Question: What do Keybank Tower in Cleveland, the Kettering Tower in Dayton, and One Seagate in Toledo have in common?
Answer: They are their respective city's tallest buildings, and they were built after their city's population peaked.
There is probably no mantra more ubiquitous in the Smart Growth movement than the one claiming we should revitalize our central cities and direct new growth into areas where the infrastructure already exists. But what if that infrastructure was never economically sustainable to begin with?
That's a question planners and economic development professionals need to begin pondering much more thoroughly. Consider the following facts as they relate to Ohio cities, perhaps the nation's most important cluster of industrial centers during the early and mid-twentieth century:
· 20 of Cleveland's 26 tallest buildings were constructed after the city's population peaked at 914,000 in 1950;
· 12 of Cincinnati's 20 tallest buildings were built after the city's population peaked at 503,998 in 1950;
· 13 of Dayton's 20 tallest buildings were built after the city's population peaked at 262,619 in 1960;
· 6 of Toledo's 16 tallest buildings, including the 32 floor Seagate One, were built after the city's population peaked at 383,062 in 1970.
Most of these modern office towers were built in the era of urban renewal, with significant subsidies from artificially cheap land, streamlined property acquisition through Eminent Domain, lengthy tax abatements and subsidized interest rates on urban renewal loans. Thus, the skyline of the modern downtown likely doesn't rest on a solid economic foundation. Rather, these projects may have been founded on a myth of the central city, and downtowns, in particular, as being the economic core of an urban region.
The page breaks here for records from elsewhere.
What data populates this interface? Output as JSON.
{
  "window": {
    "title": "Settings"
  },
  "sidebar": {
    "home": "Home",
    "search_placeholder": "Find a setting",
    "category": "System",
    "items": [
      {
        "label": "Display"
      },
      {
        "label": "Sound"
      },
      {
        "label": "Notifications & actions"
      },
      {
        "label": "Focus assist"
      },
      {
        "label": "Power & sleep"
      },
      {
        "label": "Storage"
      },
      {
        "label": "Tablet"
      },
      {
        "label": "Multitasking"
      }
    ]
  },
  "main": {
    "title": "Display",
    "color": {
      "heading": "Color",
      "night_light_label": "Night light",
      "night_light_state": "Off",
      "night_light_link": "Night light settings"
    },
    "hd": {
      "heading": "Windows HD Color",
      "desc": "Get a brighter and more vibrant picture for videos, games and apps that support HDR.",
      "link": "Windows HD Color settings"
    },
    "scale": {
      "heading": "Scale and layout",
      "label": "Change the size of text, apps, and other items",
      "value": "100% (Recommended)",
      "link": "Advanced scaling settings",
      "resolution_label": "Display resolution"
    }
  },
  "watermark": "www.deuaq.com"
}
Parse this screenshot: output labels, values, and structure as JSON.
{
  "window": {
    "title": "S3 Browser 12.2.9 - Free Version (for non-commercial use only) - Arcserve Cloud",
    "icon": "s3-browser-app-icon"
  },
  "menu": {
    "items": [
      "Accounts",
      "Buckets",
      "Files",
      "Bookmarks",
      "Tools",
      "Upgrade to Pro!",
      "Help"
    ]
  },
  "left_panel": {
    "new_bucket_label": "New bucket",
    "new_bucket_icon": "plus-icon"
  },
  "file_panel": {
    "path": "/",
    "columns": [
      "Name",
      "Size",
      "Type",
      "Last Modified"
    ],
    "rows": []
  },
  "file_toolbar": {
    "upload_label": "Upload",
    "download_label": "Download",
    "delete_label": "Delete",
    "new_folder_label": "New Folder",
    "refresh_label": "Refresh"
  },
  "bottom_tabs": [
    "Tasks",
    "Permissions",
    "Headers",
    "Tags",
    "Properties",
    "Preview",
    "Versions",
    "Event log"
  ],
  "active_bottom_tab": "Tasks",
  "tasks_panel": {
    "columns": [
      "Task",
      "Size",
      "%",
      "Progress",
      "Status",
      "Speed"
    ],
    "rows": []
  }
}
Arguably, the modern downtown and its dense surrounding neighborhoods were the product of three converging, but historically unique, four forces: innovation that allowed dramatic increases in vertical mobility (the elevator), unprecedented increases in wealth (the industrial revolution), low horizontal mobility (requiring walking to access jobs, goods, and services), and limited transit (primarily trolleys) that served wealthy neighborhoods and high volume corridors. Combined, these forces led to a highly centralized urban form with a very dense downtown core surrounded by dense, mixed use neighborhoods. As wealth and individual mobility increased, the raison d'etre for the traditional downtown dissipated.
Thus, the traditional notion of an urban core, lionized in urban economics textbooks through the "monocentric city," may be a myth. Outside of a few exceptions, such as New York (and possibly Chicago), most cities that have high levels of mobility tend to have a relatively flat density gradient. The density gradient of London, for example, is much more common than New York. (For more on this, see the gradients estimated by Alain Bertaud but scroll down to the bottom.) But even New York's downtown (lower and mid-town Manhattan), may best be characterized as a cluster of niche neighborhoods with unique historical roots that traditionally had little to do with modern ideas of how a downtown functions; Little Italy, SoHo, the Garment District, the Financial District, China Town, etc. each served an important specialized function at one time, and it wasn't as the single focus of the New York economy.
All this suggests that planners and urban development policy analysts shouldn't put too much stock in existing infrastructure as an indicator of what is sustainable over the long run. Our eyes may perceive the architecture of space accurately, but not the underlying economics that ultimately determine the long-term economic sustainability of place.